Officials praise the progress spurred by the 2014 study

    The comprehensive housing study for Crookston completed in 2014 is going to be infused with some fresh data and recommendations.

    The Crookston Housing and Economic Development Authority paid $14,000 for the study, which was based off a housing snapshot of Crookston in 2013. The updated study, to be completed by the same firm that conducted the initial study, Community Partners, will cost CHEDA $8,900.

    “In (the time since the previous study was done), we’ve done a lot of stuff in the field of housing, but we’re still short in a couple areas,” CHEDA Executive Director Craig Hoiseth says. “This study drives investment, and if it doesn’t reflect the situation squarely, investors in the community might pull back a little bit.”

    Since the previous study’s completion in 2014, a new market-rate apartment complex has been constructed and is now fully occupied, and “workforce housing” in the form of the 30-unit Agassiz Townhomes development on North Broadway has been approved and groundbreaking is pending. Homes have been built and sold in Crookston’s northeast corner as well, mostly along Barrette Street and Eickhof Boulevard. Apartment renovations on the upper floors of downtown buildings continue as well.
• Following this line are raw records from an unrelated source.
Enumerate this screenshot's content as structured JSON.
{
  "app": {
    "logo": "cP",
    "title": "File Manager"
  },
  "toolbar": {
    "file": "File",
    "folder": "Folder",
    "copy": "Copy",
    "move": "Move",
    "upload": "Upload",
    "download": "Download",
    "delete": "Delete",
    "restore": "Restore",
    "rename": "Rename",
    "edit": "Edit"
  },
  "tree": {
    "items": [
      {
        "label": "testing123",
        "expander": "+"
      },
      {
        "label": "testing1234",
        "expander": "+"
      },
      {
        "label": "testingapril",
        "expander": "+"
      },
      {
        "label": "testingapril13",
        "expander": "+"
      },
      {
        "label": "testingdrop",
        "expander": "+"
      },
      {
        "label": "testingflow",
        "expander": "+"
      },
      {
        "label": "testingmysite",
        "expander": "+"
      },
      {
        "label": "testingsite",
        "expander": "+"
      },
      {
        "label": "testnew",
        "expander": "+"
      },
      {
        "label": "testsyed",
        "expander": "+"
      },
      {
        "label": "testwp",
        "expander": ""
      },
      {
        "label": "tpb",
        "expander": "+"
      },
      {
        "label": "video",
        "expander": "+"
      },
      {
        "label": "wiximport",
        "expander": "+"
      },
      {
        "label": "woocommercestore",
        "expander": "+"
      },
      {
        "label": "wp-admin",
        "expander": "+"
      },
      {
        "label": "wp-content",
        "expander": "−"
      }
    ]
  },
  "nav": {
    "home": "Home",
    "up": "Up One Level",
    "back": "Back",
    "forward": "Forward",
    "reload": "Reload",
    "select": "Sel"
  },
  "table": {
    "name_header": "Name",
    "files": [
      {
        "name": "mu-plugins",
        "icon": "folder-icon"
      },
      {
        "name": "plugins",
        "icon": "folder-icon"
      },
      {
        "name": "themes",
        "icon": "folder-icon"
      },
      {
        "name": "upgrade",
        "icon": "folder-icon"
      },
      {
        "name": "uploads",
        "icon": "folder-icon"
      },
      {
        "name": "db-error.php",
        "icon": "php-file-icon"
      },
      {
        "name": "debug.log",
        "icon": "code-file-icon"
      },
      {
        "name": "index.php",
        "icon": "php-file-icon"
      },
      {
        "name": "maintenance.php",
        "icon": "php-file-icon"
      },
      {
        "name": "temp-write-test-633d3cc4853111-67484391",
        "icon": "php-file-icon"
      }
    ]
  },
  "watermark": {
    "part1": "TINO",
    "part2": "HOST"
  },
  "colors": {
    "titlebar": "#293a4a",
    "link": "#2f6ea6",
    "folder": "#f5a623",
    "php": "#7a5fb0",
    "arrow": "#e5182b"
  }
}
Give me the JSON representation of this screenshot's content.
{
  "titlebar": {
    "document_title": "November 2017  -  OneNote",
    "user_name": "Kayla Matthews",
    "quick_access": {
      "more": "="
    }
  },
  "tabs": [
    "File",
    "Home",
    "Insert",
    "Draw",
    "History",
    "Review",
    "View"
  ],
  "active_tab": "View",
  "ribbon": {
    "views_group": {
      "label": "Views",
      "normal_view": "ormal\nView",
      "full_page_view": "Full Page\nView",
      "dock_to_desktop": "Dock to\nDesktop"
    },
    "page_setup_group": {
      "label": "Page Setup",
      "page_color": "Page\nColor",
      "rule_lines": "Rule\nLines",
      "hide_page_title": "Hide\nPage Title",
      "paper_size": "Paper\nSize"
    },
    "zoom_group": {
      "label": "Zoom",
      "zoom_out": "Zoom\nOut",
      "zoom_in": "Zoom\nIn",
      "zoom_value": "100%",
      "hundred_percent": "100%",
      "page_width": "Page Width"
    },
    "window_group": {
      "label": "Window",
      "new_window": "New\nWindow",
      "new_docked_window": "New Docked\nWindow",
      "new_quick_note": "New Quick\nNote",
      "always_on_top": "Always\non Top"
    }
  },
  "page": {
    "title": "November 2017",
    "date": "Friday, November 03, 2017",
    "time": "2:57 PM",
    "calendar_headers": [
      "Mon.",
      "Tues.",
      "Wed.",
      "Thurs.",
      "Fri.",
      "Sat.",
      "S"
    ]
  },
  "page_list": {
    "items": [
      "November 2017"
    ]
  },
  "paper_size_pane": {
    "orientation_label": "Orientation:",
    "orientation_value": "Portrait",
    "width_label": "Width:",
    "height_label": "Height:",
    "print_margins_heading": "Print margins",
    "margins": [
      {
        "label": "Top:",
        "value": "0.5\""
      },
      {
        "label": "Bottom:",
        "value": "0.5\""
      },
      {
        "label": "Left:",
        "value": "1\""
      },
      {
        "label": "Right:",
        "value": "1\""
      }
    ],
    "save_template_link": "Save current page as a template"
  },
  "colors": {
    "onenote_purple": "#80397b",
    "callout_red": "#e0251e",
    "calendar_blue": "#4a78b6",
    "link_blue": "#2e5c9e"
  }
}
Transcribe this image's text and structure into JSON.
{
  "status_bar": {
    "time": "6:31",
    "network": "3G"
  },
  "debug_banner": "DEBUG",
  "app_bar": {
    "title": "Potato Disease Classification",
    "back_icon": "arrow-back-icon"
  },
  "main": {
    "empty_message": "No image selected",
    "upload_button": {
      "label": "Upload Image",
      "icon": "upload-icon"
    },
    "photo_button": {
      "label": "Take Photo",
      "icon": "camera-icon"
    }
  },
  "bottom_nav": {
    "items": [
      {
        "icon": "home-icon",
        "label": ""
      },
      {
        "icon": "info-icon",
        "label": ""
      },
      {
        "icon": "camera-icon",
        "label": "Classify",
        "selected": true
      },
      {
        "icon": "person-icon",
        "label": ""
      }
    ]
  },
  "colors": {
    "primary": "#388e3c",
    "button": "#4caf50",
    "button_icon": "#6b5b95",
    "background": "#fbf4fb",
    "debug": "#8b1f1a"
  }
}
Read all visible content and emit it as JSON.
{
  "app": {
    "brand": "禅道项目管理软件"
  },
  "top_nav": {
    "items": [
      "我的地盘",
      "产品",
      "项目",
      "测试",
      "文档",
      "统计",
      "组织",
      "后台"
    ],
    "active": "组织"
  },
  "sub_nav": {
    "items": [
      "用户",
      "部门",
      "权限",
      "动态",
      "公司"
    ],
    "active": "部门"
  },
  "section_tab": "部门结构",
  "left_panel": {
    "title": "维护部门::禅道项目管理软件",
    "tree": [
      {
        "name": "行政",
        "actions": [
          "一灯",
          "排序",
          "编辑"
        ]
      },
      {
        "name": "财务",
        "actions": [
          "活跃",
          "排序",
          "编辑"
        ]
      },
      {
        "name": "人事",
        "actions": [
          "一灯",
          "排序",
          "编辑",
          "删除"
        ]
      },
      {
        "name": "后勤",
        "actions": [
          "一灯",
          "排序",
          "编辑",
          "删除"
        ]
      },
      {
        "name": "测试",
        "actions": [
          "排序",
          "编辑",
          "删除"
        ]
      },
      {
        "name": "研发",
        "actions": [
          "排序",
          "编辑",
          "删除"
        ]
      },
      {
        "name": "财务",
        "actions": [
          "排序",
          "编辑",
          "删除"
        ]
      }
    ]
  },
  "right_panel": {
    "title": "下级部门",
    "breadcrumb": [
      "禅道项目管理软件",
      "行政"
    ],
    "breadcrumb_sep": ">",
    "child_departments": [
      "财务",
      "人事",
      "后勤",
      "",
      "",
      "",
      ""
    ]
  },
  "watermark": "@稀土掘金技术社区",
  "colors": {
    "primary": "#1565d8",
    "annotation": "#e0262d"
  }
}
    Hoiseth says the updated study will likely show that Crookston is “very short” on housing for those 55 and older making the transition into retired life.

    “The current study was very instrumental in some of the things that have happened,” says City Administrator Shannon Stassen. “An update will be very valuable; the community is 3 1/2 years older, so likely the 55 and over need has only increased since 2013.”

    “These studies, if you wait 10 years to revisit them, pretty much everything is invalid,” Hoiseth said. “We’re doing a lot of good things, but we don’t want to lose sight of what the target is. You don’t grow a community if you don’t have available housing.”

    Community Partners will be represented at a CHEDA Board of Directors meeting in the fall to find out exactly what CHEDA hopes to get out of the updated study.

    “We’re not trying to push the market or anything, but we need some vacancy signs out there,” Hoiseth added.